Records for processing section start
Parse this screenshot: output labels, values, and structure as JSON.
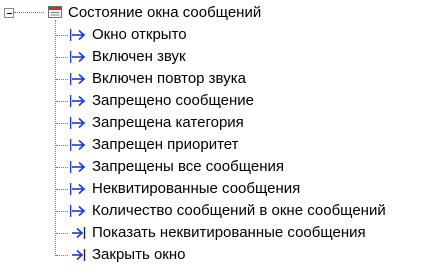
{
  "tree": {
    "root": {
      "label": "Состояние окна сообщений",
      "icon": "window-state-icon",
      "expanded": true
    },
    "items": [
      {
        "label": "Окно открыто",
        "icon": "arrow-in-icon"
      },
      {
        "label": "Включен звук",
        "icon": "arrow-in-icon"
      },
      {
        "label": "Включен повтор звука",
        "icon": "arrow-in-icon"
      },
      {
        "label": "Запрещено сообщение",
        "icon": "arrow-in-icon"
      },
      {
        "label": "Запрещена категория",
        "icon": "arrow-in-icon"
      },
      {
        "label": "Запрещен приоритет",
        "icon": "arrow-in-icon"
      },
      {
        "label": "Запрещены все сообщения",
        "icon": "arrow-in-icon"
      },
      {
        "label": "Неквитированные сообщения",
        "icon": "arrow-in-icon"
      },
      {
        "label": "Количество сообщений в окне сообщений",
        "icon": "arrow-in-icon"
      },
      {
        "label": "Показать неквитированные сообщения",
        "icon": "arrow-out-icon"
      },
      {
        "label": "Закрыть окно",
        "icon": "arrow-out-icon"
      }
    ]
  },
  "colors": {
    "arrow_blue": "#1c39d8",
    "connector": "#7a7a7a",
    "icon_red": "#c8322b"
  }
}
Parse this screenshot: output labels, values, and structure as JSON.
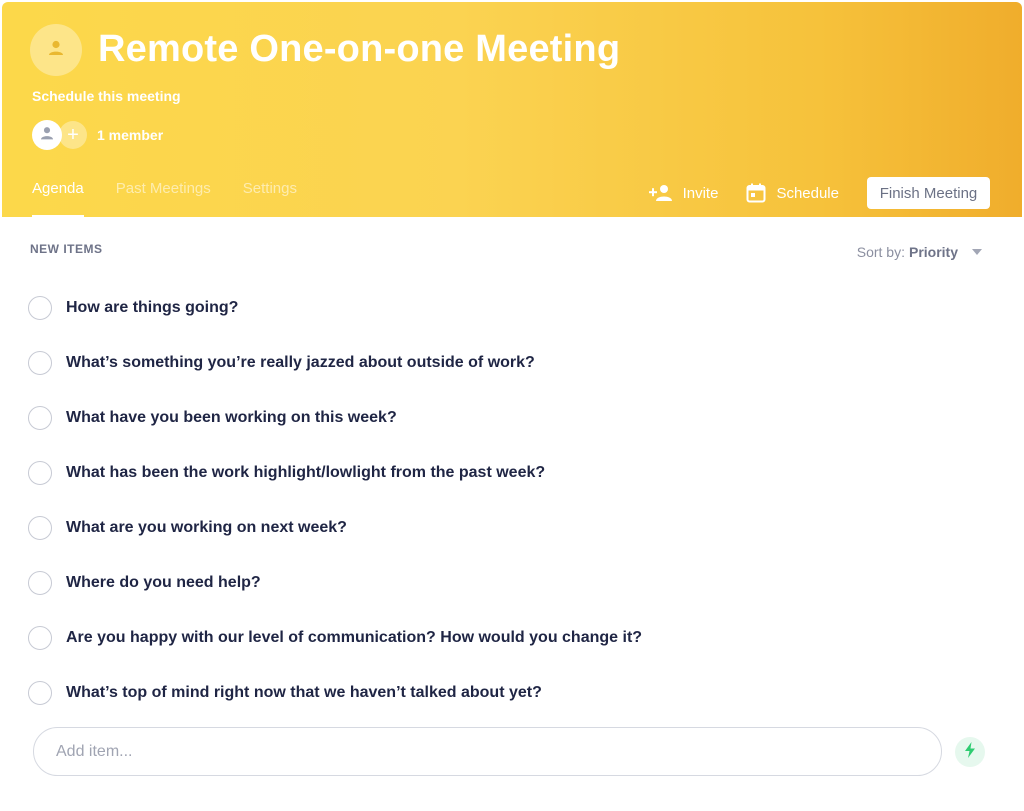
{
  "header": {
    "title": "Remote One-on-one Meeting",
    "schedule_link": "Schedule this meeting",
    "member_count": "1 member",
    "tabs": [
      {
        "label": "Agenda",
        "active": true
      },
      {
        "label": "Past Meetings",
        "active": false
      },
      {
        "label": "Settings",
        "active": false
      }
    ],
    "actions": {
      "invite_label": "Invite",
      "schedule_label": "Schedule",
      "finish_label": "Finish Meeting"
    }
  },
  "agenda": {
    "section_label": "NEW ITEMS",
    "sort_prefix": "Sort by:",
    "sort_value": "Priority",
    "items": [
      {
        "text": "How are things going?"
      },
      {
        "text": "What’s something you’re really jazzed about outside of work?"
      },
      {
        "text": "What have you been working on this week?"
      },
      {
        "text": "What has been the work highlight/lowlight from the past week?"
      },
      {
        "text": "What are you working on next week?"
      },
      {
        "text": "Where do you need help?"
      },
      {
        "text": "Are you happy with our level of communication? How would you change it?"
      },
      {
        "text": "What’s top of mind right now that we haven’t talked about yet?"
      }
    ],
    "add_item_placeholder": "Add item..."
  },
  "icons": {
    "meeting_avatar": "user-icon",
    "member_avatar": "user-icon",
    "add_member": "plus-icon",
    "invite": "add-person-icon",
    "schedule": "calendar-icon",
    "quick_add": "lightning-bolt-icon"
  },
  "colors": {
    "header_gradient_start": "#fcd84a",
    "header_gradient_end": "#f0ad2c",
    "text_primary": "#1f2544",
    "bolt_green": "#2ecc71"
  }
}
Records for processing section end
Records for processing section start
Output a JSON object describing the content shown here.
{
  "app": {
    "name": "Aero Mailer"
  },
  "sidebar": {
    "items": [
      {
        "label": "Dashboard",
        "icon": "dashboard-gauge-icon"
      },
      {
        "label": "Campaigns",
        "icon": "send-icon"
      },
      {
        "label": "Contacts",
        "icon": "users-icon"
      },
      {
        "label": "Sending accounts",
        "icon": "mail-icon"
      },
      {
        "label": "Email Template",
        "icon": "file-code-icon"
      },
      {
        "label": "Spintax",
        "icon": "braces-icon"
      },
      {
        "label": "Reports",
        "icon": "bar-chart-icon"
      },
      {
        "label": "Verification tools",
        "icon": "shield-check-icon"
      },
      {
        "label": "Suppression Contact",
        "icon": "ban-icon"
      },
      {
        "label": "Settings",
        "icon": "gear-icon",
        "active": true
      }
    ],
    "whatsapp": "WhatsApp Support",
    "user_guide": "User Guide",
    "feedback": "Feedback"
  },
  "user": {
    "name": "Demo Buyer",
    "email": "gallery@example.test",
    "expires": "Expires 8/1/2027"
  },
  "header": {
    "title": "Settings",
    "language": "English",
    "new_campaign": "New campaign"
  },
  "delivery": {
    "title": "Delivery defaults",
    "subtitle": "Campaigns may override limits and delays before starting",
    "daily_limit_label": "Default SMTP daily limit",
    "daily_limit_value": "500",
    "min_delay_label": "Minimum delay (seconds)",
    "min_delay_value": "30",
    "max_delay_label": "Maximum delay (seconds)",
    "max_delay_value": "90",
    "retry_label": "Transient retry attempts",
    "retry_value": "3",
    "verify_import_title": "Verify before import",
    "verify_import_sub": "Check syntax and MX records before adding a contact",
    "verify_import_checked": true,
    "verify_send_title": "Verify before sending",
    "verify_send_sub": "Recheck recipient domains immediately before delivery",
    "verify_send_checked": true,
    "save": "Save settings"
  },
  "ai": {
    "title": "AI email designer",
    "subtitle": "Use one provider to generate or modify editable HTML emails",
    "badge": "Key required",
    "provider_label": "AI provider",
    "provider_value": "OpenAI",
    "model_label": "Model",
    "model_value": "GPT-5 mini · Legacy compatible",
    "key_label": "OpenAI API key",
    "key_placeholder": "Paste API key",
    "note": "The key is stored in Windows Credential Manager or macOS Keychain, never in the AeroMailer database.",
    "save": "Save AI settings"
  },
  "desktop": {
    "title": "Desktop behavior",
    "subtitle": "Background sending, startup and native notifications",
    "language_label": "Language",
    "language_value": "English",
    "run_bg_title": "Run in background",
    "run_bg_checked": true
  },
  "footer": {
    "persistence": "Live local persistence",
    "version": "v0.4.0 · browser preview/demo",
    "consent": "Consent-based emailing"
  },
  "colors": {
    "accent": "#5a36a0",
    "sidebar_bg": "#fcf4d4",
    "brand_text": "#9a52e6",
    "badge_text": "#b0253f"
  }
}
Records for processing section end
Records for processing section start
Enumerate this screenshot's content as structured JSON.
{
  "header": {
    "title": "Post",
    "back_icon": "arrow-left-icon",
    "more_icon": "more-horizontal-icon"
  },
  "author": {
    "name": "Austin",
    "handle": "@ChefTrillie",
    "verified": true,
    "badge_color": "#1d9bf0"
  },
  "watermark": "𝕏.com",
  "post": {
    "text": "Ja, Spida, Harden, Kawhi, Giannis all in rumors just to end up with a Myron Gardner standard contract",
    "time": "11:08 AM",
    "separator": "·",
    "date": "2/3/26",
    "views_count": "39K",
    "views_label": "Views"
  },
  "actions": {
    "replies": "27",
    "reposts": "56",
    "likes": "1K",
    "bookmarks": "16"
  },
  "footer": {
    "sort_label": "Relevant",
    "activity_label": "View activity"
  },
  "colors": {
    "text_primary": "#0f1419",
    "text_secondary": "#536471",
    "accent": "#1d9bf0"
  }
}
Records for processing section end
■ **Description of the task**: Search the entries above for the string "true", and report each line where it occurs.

■ **Written solution**:
      "expanded": true
        "active": true
        "active": true
    "verify_import_checked": true,
    "verify_send_checked": true,
    "run_bg_checked": true
    "verified": true,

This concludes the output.